• Input records
--- START ---

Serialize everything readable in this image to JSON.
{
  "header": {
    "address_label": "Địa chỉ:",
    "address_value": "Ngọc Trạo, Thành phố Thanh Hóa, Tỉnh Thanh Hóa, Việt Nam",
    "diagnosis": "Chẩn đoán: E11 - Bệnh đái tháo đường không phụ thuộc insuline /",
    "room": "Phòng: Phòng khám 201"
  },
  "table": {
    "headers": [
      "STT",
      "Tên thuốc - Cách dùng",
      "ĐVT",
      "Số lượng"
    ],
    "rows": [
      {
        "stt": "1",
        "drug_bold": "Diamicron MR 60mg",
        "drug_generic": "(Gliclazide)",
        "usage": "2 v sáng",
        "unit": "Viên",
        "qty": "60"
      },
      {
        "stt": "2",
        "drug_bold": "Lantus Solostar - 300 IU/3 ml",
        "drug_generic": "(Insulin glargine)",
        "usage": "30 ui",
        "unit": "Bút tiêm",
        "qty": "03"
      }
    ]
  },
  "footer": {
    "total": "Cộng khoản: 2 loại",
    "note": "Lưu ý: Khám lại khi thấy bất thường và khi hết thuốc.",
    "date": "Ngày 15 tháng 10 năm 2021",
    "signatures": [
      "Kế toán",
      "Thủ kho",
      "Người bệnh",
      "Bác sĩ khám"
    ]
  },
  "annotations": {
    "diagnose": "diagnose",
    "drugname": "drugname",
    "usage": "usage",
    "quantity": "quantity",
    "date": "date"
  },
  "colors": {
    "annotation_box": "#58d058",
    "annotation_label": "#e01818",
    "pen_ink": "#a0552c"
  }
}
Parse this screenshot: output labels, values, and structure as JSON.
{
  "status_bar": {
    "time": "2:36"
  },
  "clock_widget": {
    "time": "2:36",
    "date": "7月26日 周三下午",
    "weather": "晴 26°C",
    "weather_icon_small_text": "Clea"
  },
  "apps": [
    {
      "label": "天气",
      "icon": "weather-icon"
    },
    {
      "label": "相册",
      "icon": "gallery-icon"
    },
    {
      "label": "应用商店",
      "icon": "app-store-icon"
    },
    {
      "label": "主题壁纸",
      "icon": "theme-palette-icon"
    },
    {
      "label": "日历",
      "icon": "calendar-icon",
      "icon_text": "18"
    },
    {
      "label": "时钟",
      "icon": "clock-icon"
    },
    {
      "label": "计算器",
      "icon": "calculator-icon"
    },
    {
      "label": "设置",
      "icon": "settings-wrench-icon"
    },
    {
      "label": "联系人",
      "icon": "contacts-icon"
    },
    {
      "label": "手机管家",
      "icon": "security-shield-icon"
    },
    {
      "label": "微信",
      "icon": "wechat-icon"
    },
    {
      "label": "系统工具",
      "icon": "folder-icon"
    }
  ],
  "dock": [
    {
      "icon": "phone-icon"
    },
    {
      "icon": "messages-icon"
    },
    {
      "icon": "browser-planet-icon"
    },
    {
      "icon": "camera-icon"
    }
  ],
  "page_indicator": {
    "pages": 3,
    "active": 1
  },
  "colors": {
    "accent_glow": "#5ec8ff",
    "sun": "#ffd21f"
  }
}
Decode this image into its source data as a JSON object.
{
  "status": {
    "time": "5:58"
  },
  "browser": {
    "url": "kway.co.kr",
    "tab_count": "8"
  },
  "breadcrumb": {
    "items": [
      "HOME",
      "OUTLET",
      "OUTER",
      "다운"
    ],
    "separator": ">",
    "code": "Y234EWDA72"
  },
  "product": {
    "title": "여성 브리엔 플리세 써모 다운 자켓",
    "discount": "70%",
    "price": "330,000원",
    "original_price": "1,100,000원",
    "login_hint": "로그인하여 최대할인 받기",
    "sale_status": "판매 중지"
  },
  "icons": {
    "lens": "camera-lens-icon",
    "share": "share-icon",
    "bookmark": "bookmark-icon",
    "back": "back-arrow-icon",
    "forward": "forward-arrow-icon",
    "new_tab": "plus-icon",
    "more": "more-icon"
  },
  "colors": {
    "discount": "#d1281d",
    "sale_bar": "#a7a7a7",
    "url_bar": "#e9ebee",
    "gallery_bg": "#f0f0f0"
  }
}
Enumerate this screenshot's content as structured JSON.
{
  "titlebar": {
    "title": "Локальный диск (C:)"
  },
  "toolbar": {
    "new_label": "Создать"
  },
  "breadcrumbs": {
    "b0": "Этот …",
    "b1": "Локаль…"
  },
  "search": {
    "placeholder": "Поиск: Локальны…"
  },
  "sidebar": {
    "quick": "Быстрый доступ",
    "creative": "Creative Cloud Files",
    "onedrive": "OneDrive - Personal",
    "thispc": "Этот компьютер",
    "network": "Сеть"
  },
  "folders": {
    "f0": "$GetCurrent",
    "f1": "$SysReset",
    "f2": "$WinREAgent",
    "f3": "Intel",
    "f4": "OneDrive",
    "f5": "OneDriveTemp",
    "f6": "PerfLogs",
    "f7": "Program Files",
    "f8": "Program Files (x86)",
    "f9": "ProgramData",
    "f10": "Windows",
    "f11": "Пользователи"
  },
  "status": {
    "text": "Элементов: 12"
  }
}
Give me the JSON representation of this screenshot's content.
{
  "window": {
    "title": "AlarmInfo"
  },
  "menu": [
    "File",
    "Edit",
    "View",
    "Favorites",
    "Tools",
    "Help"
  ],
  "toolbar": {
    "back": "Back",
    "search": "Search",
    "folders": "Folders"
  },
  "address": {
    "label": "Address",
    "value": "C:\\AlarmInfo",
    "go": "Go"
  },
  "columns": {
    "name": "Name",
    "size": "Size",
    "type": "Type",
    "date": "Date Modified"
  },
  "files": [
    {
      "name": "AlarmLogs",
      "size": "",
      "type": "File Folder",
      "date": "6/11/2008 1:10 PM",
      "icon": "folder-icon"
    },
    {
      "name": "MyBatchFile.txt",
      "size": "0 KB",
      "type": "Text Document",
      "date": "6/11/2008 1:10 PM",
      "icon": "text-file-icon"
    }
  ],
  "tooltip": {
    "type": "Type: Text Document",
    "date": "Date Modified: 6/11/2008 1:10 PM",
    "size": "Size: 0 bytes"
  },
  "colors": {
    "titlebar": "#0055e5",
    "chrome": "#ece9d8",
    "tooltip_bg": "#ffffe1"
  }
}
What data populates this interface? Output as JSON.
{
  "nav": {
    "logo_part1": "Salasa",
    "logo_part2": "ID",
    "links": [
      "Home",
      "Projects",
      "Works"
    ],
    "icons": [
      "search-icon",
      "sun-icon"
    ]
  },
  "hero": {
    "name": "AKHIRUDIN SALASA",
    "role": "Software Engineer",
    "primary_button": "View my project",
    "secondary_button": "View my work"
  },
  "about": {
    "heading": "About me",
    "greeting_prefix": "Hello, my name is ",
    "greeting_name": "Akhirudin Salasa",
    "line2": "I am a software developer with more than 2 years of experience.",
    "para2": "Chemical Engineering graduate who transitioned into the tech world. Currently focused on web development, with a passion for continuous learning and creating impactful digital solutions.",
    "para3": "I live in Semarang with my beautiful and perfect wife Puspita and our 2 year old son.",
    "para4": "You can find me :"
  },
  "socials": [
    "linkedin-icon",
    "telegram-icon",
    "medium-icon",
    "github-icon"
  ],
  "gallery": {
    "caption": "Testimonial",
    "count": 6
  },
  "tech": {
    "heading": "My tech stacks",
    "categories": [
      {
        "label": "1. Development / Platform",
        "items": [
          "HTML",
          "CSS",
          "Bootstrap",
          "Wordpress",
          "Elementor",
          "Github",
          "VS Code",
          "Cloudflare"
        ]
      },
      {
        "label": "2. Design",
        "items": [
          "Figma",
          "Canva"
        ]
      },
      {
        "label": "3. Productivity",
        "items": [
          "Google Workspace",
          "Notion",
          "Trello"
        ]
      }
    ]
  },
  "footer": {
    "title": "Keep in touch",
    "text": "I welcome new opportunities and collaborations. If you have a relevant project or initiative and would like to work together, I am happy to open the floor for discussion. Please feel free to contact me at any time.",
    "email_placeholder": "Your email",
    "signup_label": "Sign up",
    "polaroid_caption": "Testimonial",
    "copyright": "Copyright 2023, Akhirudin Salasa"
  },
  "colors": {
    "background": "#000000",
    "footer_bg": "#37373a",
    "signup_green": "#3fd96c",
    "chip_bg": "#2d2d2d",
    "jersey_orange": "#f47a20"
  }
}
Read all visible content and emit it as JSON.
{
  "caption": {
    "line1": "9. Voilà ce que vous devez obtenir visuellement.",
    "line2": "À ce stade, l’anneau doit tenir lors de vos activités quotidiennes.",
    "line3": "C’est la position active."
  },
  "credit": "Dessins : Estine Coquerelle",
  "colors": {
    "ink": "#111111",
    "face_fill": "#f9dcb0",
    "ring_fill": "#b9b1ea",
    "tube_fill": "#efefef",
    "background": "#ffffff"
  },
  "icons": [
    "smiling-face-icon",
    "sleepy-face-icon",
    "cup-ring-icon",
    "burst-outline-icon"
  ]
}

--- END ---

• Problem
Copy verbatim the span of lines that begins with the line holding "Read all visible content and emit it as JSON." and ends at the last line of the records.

• Solution
Read all visible content and emit it as JSON.
{
  "caption": {
    "line1": "9. Voilà ce que vous devez obtenir visuellement.",
    "line2": "À ce stade, l’anneau doit tenir lors de vos activités quotidiennes.",
    "line3": "C’est la position active."
  },
  "credit": "Dessins : Estine Coquerelle",
  "colors": {
    "ink": "#111111",
    "face_fill": "#f9dcb0",
    "ring_fill": "#b9b1ea",
    "tube_fill": "#efefef",
    "background": "#ffffff"
  },
  "icons": [
    "smiling-face-icon",
    "sleepy-face-icon",
    "cup-ring-icon",
    "burst-outline-icon"
  ]
}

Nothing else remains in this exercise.